*** Opening of Exercise material ***

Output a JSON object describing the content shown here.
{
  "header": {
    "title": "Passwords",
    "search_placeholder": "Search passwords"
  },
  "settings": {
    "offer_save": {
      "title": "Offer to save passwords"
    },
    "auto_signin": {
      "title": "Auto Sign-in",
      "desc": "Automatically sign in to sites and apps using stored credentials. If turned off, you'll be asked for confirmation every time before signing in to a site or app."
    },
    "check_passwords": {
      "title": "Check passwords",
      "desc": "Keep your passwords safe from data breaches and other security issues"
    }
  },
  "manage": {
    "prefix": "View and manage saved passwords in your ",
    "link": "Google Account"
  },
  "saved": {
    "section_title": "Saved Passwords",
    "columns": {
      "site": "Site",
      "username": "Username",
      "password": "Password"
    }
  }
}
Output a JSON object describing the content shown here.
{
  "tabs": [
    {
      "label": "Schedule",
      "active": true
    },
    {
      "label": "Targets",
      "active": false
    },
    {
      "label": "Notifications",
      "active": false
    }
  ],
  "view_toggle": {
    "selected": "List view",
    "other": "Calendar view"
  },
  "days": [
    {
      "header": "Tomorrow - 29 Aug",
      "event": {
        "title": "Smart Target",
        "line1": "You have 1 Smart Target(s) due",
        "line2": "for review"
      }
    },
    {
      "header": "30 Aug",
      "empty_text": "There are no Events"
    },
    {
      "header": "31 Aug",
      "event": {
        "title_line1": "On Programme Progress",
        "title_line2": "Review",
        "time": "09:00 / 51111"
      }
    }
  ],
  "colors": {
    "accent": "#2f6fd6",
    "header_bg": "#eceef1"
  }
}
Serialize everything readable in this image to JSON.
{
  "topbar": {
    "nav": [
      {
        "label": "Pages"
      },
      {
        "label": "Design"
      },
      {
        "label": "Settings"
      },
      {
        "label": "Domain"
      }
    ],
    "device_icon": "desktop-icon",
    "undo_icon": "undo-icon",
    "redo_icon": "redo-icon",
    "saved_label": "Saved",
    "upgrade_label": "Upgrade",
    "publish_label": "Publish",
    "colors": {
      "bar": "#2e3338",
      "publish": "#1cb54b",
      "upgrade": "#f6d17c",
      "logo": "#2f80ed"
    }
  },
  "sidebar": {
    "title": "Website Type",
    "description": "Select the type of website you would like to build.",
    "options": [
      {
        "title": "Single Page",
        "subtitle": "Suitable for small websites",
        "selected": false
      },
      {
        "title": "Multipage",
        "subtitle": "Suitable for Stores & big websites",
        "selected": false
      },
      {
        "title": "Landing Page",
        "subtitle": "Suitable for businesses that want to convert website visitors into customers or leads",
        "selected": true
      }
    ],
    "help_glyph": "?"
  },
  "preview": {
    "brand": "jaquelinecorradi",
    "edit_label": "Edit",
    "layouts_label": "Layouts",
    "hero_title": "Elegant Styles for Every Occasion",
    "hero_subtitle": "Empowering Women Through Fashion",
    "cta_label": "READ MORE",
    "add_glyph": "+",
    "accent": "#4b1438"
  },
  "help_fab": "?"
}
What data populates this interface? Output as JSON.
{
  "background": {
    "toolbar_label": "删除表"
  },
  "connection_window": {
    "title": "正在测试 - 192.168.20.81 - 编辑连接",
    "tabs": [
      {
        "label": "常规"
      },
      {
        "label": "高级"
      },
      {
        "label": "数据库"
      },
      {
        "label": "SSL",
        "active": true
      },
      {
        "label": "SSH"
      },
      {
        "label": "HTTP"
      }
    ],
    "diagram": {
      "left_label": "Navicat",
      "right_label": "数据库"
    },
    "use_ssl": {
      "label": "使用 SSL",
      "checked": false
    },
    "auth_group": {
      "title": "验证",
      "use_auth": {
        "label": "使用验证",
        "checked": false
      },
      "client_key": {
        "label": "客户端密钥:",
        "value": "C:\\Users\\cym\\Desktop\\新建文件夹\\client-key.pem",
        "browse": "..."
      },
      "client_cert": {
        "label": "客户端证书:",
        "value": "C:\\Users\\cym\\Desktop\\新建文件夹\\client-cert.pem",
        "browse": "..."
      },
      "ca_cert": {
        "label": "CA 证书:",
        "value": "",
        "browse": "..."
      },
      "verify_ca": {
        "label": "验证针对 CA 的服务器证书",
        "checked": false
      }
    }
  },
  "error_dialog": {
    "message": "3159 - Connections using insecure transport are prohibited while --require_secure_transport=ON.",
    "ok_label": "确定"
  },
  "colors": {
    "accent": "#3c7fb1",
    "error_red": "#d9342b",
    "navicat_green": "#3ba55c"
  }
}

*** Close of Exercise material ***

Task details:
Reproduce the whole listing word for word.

Exercise response:
Output a JSON object describing the content shown here.
{
  "header": {
    "title": "Passwords",
    "search_placeholder": "Search passwords"
  },
  "settings": {
    "offer_save": {
      "title": "Offer to save passwords"
    },
    "auto_signin": {
      "title": "Auto Sign-in",
      "desc": "Automatically sign in to sites and apps using stored credentials. If turned off, you'll be asked for confirmation every time before signing in to a site or app."
    },
    "check_passwords": {
      "title": "Check passwords",
      "desc": "Keep your passwords safe from data breaches and other security issues"
    }
  },
  "manage": {
    "prefix": "View and manage saved passwords in your ",
    "link": "Google Account"
  },
  "saved": {
    "section_title": "Saved Passwords",
    "columns": {
      "site": "Site",
      "username": "Username",
      "password": "Password"
    }
  }
}
Output a JSON object describing the content shown here.
{
  "tabs": [
    {
      "label": "Schedule",
      "active": true
    },
    {
      "label": "Targets",
      "active": false
    },
    {
      "label": "Notifications",
      "active": false
    }
  ],
  "view_toggle": {
    "selected": "List view",
    "other": "Calendar view"
  },
  "days": [
    {
      "header": "Tomorrow - 29 Aug",
      "event": {
        "title": "Smart Target",
        "line1": "You have 1 Smart Target(s) due",
        "line2": "for review"
      }
    },
    {
      "header": "30 Aug",
      "empty_text": "There are no Events"
    },
    {
      "header": "31 Aug",
      "event": {
        "title_line1": "On Programme Progress",
        "title_line2": "Review",
        "time": "09:00 / 51111"
      }
    }
  ],
  "colors": {
    "accent": "#2f6fd6",
    "header_bg": "#eceef1"
  }
}
Serialize everything readable in this image to JSON.
{
  "topbar": {
    "nav": [
      {
        "label": "Pages"
      },
      {
        "label": "Design"
      },
      {
        "label": "Settings"
      },
      {
        "label": "Domain"
      }
    ],
    "device_icon": "desktop-icon",
    "undo_icon": "undo-icon",
    "redo_icon": "redo-icon",
    "saved_label": "Saved",
    "upgrade_label": "Upgrade",
    "publish_label": "Publish",
    "colors": {
      "bar": "#2e3338",
      "publish": "#1cb54b",
      "upgrade": "#f6d17c",
      "logo": "#2f80ed"
    }
  },
  "sidebar": {
    "title": "Website Type",
    "description": "Select the type of website you would like to build.",
    "options": [
      {
        "title": "Single Page",
        "subtitle": "Suitable for small websites",
        "selected": false
      },
      {
        "title": "Multipage",
        "subtitle": "Suitable for Stores & big websites",
        "selected": false
      },
      {
        "title": "Landing Page",
        "subtitle": "Suitable for businesses that want to convert website visitors into customers or leads",
        "selected": true
      }
    ],
    "help_glyph": "?"
  },
  "preview": {
    "brand": "jaquelinecorradi",
    "edit_label": "Edit",
    "layouts_label": "Layouts",
    "hero_title": "Elegant Styles for Every Occasion",
    "hero_subtitle": "Empowering Women Through Fashion",
    "cta_label": "READ MORE",
    "add_glyph": "+",
    "accent": "#4b1438"
  },
  "help_fab": "?"
}
What data populates this interface? Output as JSON.
{
  "background": {
    "toolbar_label": "删除表"
  },
  "connection_window": {
    "title": "正在测试 - 192.168.20.81 - 编辑连接",
    "tabs": [
      {
        "label": "常规"
      },
      {
        "label": "高级"
      },
      {
        "label": "数据库"
      },
      {
        "label": "SSL",
        "active": true
      },
      {
        "label": "SSH"
      },
      {
        "label": "HTTP"
      }
    ],
    "diagram": {
      "left_label": "Navicat",
      "right_label": "数据库"
    },
    "use_ssl": {
      "label": "使用 SSL",
      "checked": false
    },
    "auth_group": {
      "title": "验证",
      "use_auth": {
        "label": "使用验证",
        "checked": false
      },
      "client_key": {
        "label": "客户端密钥:",
        "value": "C:\\Users\\cym\\Desktop\\新建文件夹\\client-key.pem",
        "browse": "..."
      },
      "client_cert": {
        "label": "客户端证书:",
        "value": "C:\\Users\\cym\\Desktop\\新建文件夹\\client-cert.pem",
        "browse": "..."
      },
      "ca_cert": {
        "label": "CA 证书:",
        "value": "",
        "browse": "..."
      },
      "verify_ca": {
        "label": "验证针对 CA 的服务器证书",
        "checked": false
      }
    }
  },
  "error_dialog": {
    "message": "3159 - Connections using insecure transport are prohibited while --require_secure_transport=ON.",
    "ok_label": "确定"
  },
  "colors": {
    "accent": "#3c7fb1",
    "error_red": "#d9342b",
    "navicat_green": "#3ba55c"
  }
}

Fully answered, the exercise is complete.